Andrew DoughtyCorrespondent IIMarch 23, 2013

KANSAS CITY, MO - MARCH 22:  Aleksejs Rostov #20 of the Western Kentucky Hilltoppers and Jeff Withey #5 of the Kansas Jayhawks jockey for position in the second half during the second round of the 2013 NCAA Men's Basketball Tournament at the Sprint Center on March 22, 2013 in Kansas City, Missouri.  (Photo by Ed Zurga/Getty Images)
Ed Zurga/Getty Images

Kansas and Western Kentucky appeared to be evenly matched teams for 38 minutes Friday night, with the Jayhawks pulling away late for an ugly 64-57 victory at the Sprint Center.

No. 1 seed Kansas avoided the notoriously horrendous reputation of becoming the first top-ranked seed to fall to a No. 16 seed but did so in a concerning fashion.

The feisty Hilltoppers managed to remain within six points for most of the second half, despite 31.8 percent shooting on the night, including 3-for-20 from three-point range.

Western Kentucky head coach Ray Harper was pleased with the way his team battled, saying (via ESPN.com) "I think the entire country got a glimpse of what they're made of, a lot of character, a lot of heart."

Those missed perimeter opportunities and foul trouble ultimately led to WKU's demise, with George Fant and Caden Dickerson both fouling out as the team committed 24 fouls.

"They controlled the game for the most part," Bill Self said. "We're happy to advance but certainly not pleased with how we played."

The Jayhawks' All-American candidate center Jeff Withey led the way, sort of, with 17 points as Kansas surprisingly hit over 47 percent of its shots.

Withey later admitted Western Kentucky was taken lightly, saying (via KansasCity.com) "They kind of surprised us how good they were. We definitely took them lightly, being a No. 1 seed (and) they came out and fought us real hard." 

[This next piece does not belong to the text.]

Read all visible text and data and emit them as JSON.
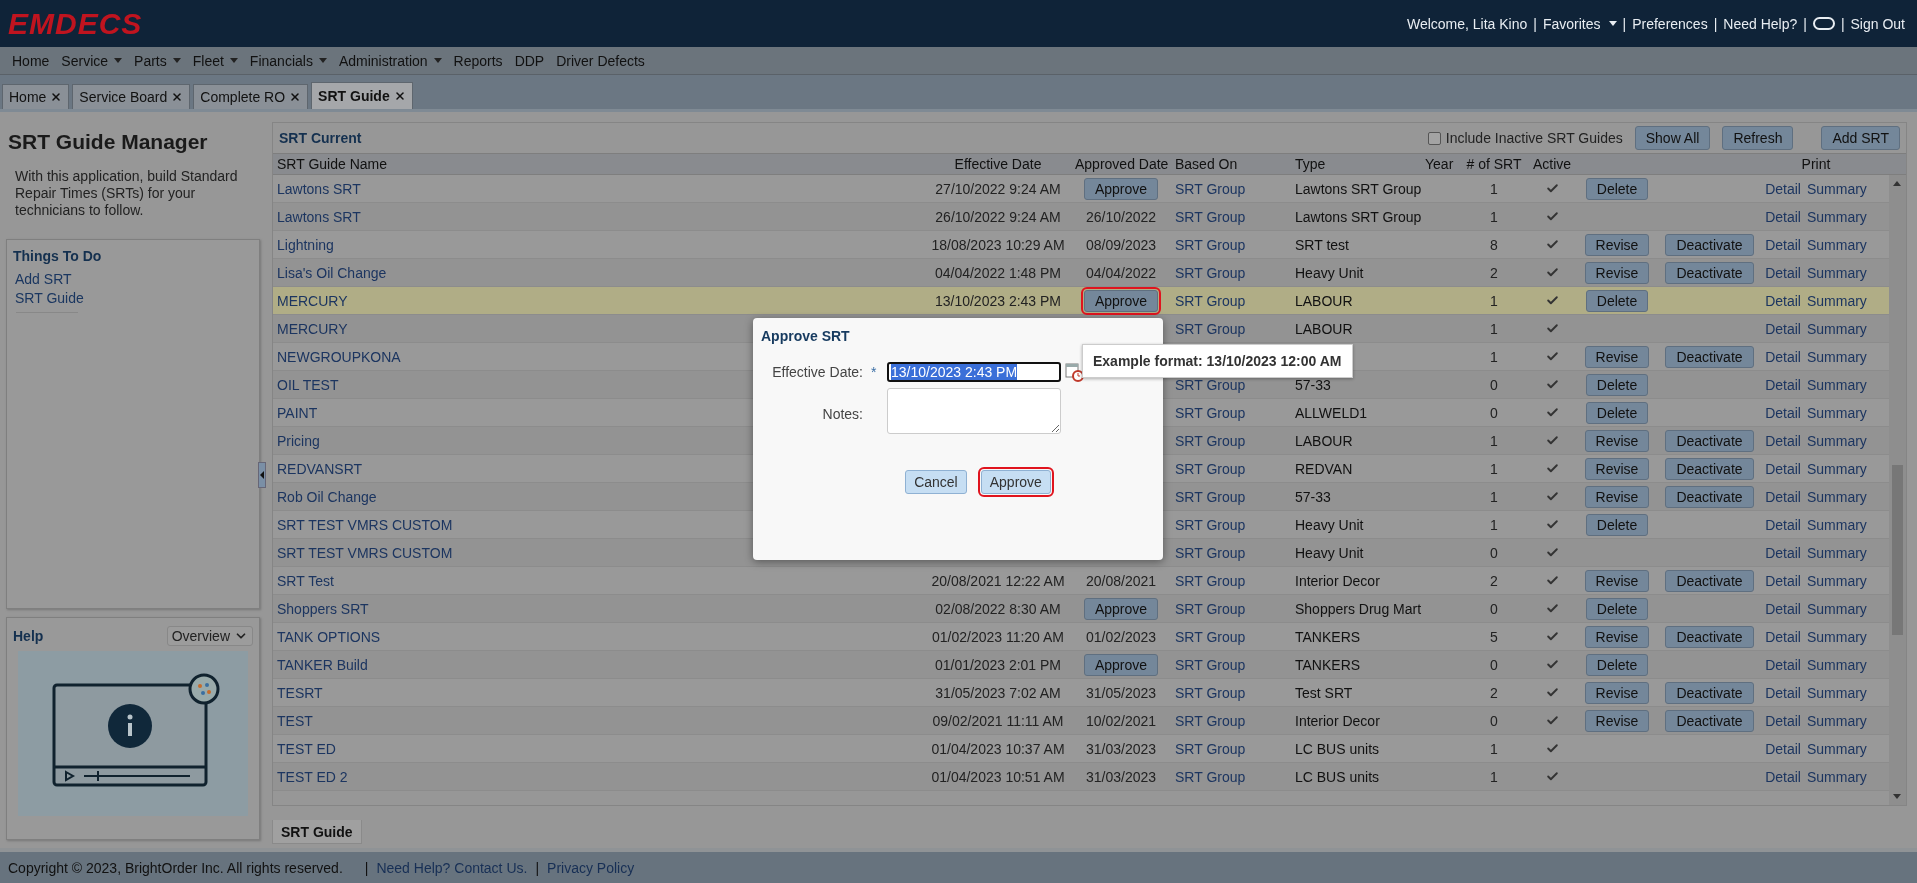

Why did they flirt with disaster when shooting 47 percent?

Bill Self's veteran team committed 17 turnovers, did not make a three-point bucket, had only four offensive rebounds and were out-rebounded by a grossly undersized Western Kentucky team.

It was KU's first game without a made three-pointer since 2008.

"We made one shot for the game from outside two feet," Self said.

The KU point guard duo of Elijah Johnson and Naadir Tharpe led, or failed to lead, their offense in combining for five assists and one made field goal. They adequately created ball movement, but it was unproductive ball movement resulting in repeated empty possessions.

Luckily for the Jayhawks, they hit 24-of-30 free-throw attempts. Their season was saved at the charity stripe, especially by an otherwise lost Ben McLemore, who went 7-for-8 from the line down the stretch.

Kansas faces the No. 8 seed North Carolina Sunday at the Sprint Center in the round of 32, with the victor facing Michigan in the Sweet 16 next week in Arlington.

"A North Carolina-Kansas game, everybody comes to play," said Eljiah Johnson. "Roy is coming back. There's going to be a lot of fans pumped up, and we'll be pumped up."